An unimagined, unprecedented, and profoundly horrifying fire tornado (or firenado) was determined to be the cause of death of a Redding firefighter who died on July 26 as the fast-growing Carr Fire hit its apex. Death came in an instant in the most intense tornado ever in the state, the San Francisco Chronicle reported Wednesday.
The monster tornado with a base the size of three football fields and winds up to 165 miles an hour swept down upon Jeremiah “Jeremy” Stoke in mere seconds, according to a California Department of Forestry and Fire Protection report.
At 7:39 p.m. the longtime Redding Fire Department veteran was driving his Ford F-150 truck down Buenaventura Road in northwest Redding, working on evacuating residents. One minute later he radioed out a “mayday” call saying he was getting burned over, and then his transmissions abruptly stopped.
Fire dispatchers desperately tried to find him by “pinging” his cell phone. One Cal Fire supervisor, leading evacuees as he went, drove north on Buenaventura toward where Stoke, a 37-year-old fire inspector, had been headed. There was no sign of him.

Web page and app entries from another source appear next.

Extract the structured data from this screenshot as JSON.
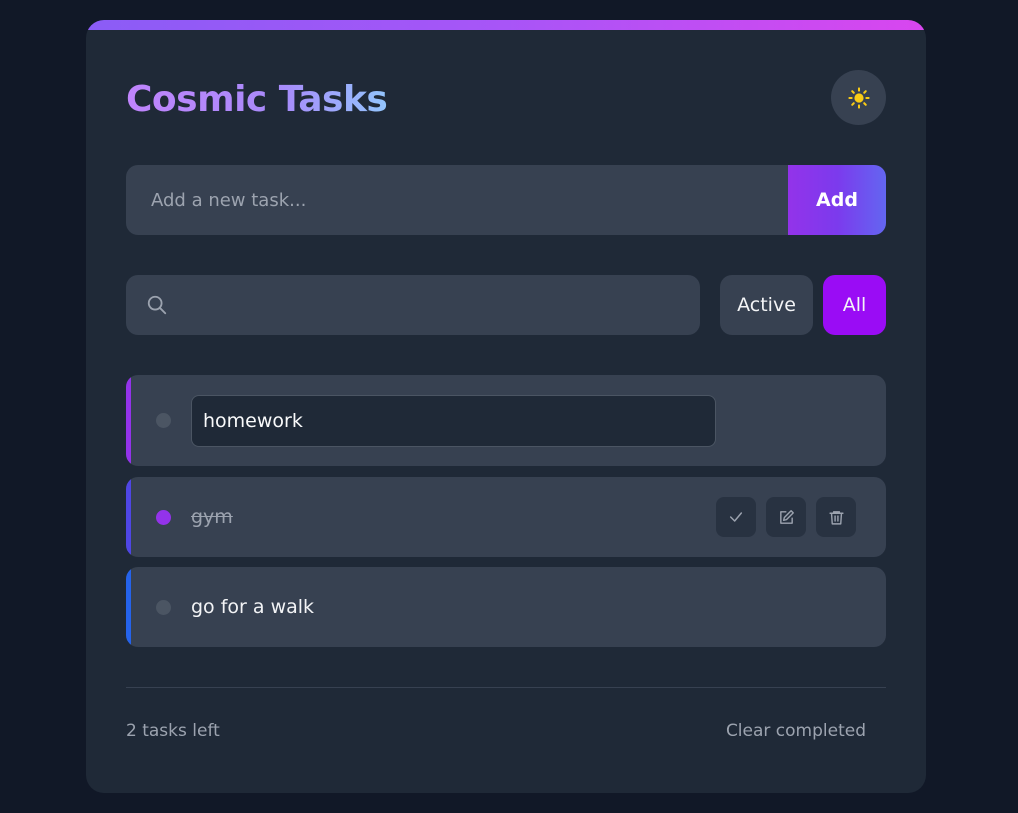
{
  "app": {
    "title": "Cosmic Tasks",
    "theme_toggle_icon": "sun-icon"
  },
  "add_task": {
    "placeholder": "Add a new task...",
    "button_label": "Add"
  },
  "search": {
    "icon": "search-icon",
    "value": ""
  },
  "filters": {
    "active_label": "Active",
    "all_label": "All",
    "selected": "All"
  },
  "tasks": [
    {
      "text": "homework",
      "completed": false,
      "editing": true,
      "accent_color": "#9333ea",
      "dot_color": "#4b5563"
    },
    {
      "text": "gym",
      "completed": true,
      "editing": false,
      "accent_color": "#4f46e5",
      "dot_color": "#9333ea",
      "actions": [
        "check-icon",
        "edit-icon",
        "trash-icon"
      ]
    },
    {
      "text": "go for a walk",
      "completed": false,
      "editing": false,
      "accent_color": "#2563eb",
      "dot_color": "#4b5563"
    }
  ],
  "footer": {
    "tasks_left": "2 tasks left",
    "clear_label": "Clear completed"
  },
  "colors": {
    "background": "#111827",
    "card": "#1f2937",
    "surface": "#374151",
    "accent_purple": "#9a0cf5",
    "sun": "#facc15"
  }
}
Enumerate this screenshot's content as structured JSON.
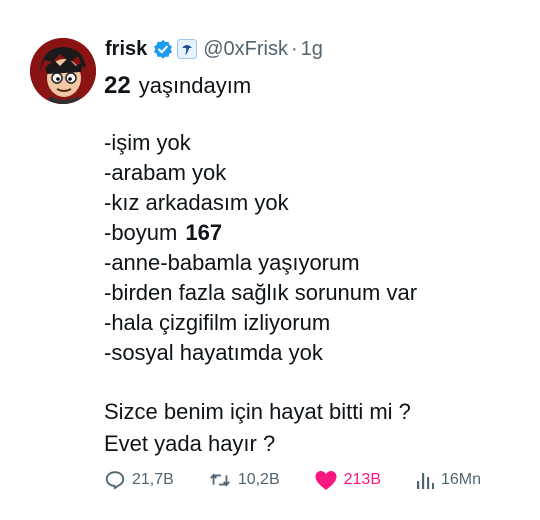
{
  "author": {
    "name": "frisk",
    "handle": "@0xFrisk",
    "time": "1g"
  },
  "tweet": {
    "age": "22",
    "intro": "yaşındayım",
    "lines": [
      "-işim yok",
      "-arabam yok",
      "-kız arkadasım yok"
    ],
    "height_prefix": "-boyum",
    "height_value": "167",
    "more_lines": [
      "-anne-babamla yaşıyorum",
      "-birden fazla sağlık sorunum var",
      "-hala çizgifilm izliyorum",
      "-sosyal hayatımda yok"
    ],
    "question": [
      "Sizce benim için hayat bitti mi ?",
      "Evet yada hayır ?"
    ]
  },
  "stats": {
    "replies": "21,7B",
    "retweets": "10,2B",
    "likes": "213B",
    "views": "16Mn"
  },
  "colors": {
    "text": "#0f1419",
    "muted": "#536471",
    "verified": "#1d9bf0",
    "like": "#f91880"
  },
  "icons": {
    "verified": "verified-badge-icon",
    "affiliate": "affiliate-badge-icon",
    "reply": "reply-icon",
    "retweet": "retweet-icon",
    "like": "heart-icon",
    "views": "views-icon"
  }
}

Meanwhile, the tornado was so ferocious it pulsed with 2,700 degrees of heat. It ripped roofs off houses and flung cars, power line towers and a steel shipping container into the air — all within a half-mile of the spot where Stoke was believed to have been trapped, according to the report. The phenomenon, exploding in the middle of what was already a gigantic, devastating wildfire, was so unusual even Cal Fire investigators are still struggling to understand it.
Several videos show a terrifying, huge funnel dwarfing houses and fields as it shoves its swirling, flame-filled clouds high into the air. One video shows a tornado skipping along the water’s surface at Keswick Dam.
Stoke was well familiar with the dangers of out-of-control wildfires. But this tornado, the report and experts say, was unlike anything experienced before in California — quick, hot, huge and unpredictable.